Unlike the rest of the cabinet, though, the front façade of the speaker does sport a very glossy finish, so that may sway your opinion more toward grilles-on, especially if you're planning to use this speaker at the front of an AV setup and have any stray ambient light from behind to worry about. The finish surrounding the drivers is almost mirror-like in its ability to reflect light, which could serve as a distraction. Furthermore, in addition to protecting the drivers themselves, the grille in this case provides some small level of protection from the tweeter's phase plug, which is a dangerous-looking spike smack-dab in the middle of the ring tweeter.
Still, though, the grilles bop on and slip off so easily that it's hardly a hassle to experiment and see which option works best in your listening/viewing environment.
As I alluded to above, the L100 represents an interesting problem-solver for me. My two-channel listening room also happens to be my home office. It's where I do the bulk of my testing for bookshelf and tower speakers alike (those that come in stereo pairs, obviously; full surround systems go in one of the media rooms). That does result in rather cramped quarters, though. To give speakers--especially rear ported ones--enough room to breathe, I normally have to position them out in front of the pair of short bookshelves in the room. Which puts my main listening position a little closer to the rear wall of the room than I'm comfortable with. It's a necessary compromise, though, even for bookshelf speakers (which I normally stand mount), because those shelves not only leave little room for airspace behind a speaker, but they're also cheap Walmart specials, and hence don't provide a very inert platform on which to perch a pair of transducers.
The one bookshelf speaker that I've ever successfully employed as an actual bookshelf speaker in this room was the aforementioned Polk LSiM703, in large part due to its Power Port. So, upon unboxing the pair of L100s, I immediately plopped them atop those shelves, with about six inches between them and the wall behind, intent upon bringing them down and out into the room on stands if they didn't sound their best.
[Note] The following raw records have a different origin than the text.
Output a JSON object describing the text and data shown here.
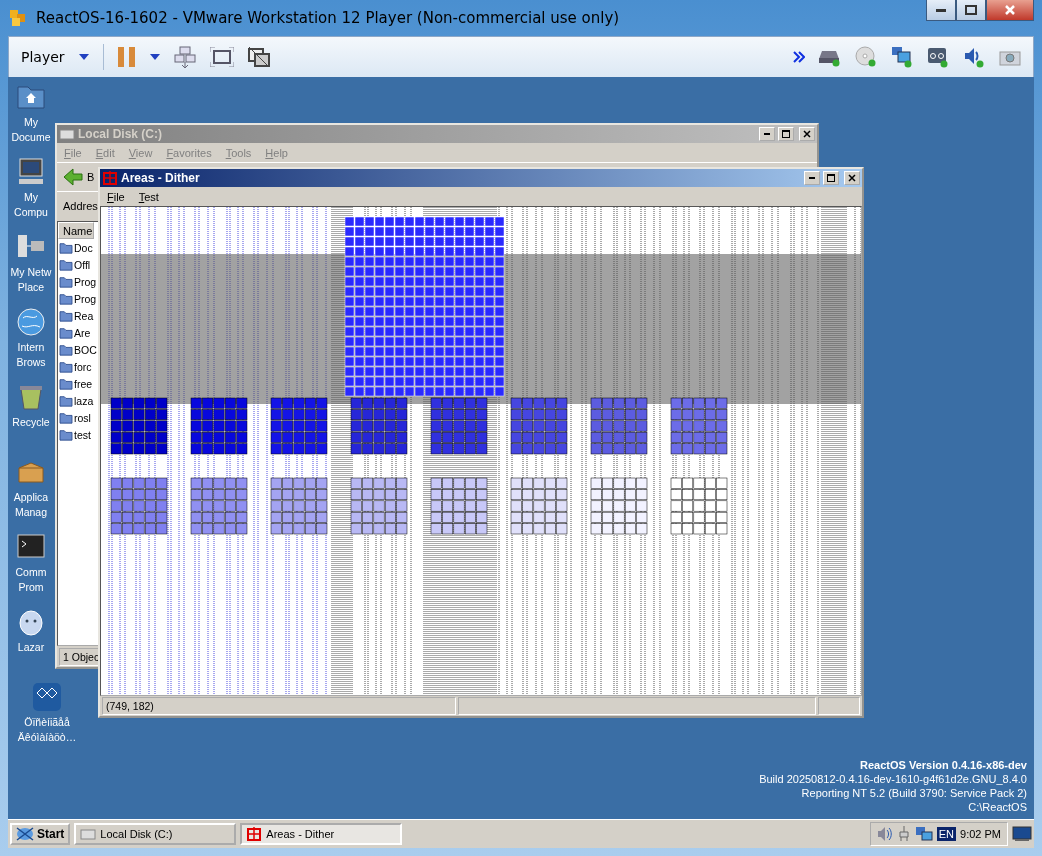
{
  "vm_window": {
    "title": "ReactOS-16-1602 - VMware Workstation 12 Player (Non-commercial use only)"
  },
  "vm_toolbar": {
    "player_menu": "Player"
  },
  "desktop_icons": [
    {
      "lines": [
        "My",
        "Docume"
      ]
    },
    {
      "lines": [
        "My",
        "Compu"
      ]
    },
    {
      "lines": [
        "My Netw",
        "Place"
      ]
    },
    {
      "lines": [
        "Intern",
        "Brows"
      ]
    },
    {
      "lines": [
        "Recycle"
      ]
    },
    {
      "lines": [
        "Applica",
        "Manag"
      ]
    },
    {
      "lines": [
        "Comm",
        "Prom"
      ]
    },
    {
      "lines": [
        "Lazar"
      ]
    },
    {
      "lines": [
        "Öïñèíiãåå",
        "Äêóìàíàöò…"
      ]
    }
  ],
  "explorer_window": {
    "title": "Local Disk (C:)",
    "active": false,
    "menu": [
      "File",
      "Edit",
      "View",
      "Favorites",
      "Tools",
      "Help"
    ],
    "back_button": "B",
    "address_label": "Addres",
    "column_1": "Name",
    "files": [
      "Doc",
      "Offl",
      "Prog",
      "Prog",
      "Rea",
      "Are",
      "BOC",
      "forc",
      "free",
      "laza",
      "rosl",
      "test"
    ],
    "status": "1 Objec"
  },
  "dither_window": {
    "title": "Areas - Dither",
    "active": true,
    "menu": [
      "File",
      "Test"
    ],
    "status_pane": "(749, 182)"
  },
  "version_info": [
    "ReactOS Version 0.4.16-x86-dev",
    "Build 20250812-0.4.16-dev-1610-g4f61d2e.GNU_8.4.0",
    "Reporting NT 5.2 (Build 3790: Service Pack 2)",
    "C:\\ReactOS"
  ],
  "taskbar": {
    "start": "Start",
    "tasks": [
      {
        "label": "Local Disk (C:)",
        "selected": false
      },
      {
        "label": "Areas - Dither",
        "selected": true
      }
    ],
    "language": "EN",
    "clock": "9:02 PM"
  }
}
Normally, for such placement, I would also use a pair of Auralex isolation pads (in a flat configuration), but upon lifting the L100s and giving them a good rap, I found the cabinets to be incredible inert, so I skipped the pads but kept them nearby in case they were needed. Spoiler warning: they weren't.
One other thing worth noting regarding the hookup for the L100 is that its binding posts, while lovely, don't follow the standard spacing of 0.75-inch. They are, rather, separated by about an inch-and-a-half on center, which shouldn't be a concern if you're using a bare-wire connection, spades, or single banana plugs (as I am, courtesy of the pre-terminated ELAC Sensible Speaker Cables I used throughout this review), but which definitely won't work if you're using dual banana plug connectors, or if your speaker wires are housed in a single jacket that doesn't give you a lot of flexibility at the point of connection.
Other equipment used in the course of my evaluation included my Peachtree Audio Nova220SE integrated amp, along with my Maingear Vybe media and gaming PC running JRiver Media Center 20 (nope, I haven't upgraded in a year or three). I also, at times, added an RSL Speedwoofer 10S to the mix, to give the L100 a bit of extra reinforcement in the bottom end.
Click over to Page Two for Performance, The Downside, Comparison & Competition, and Conclusion...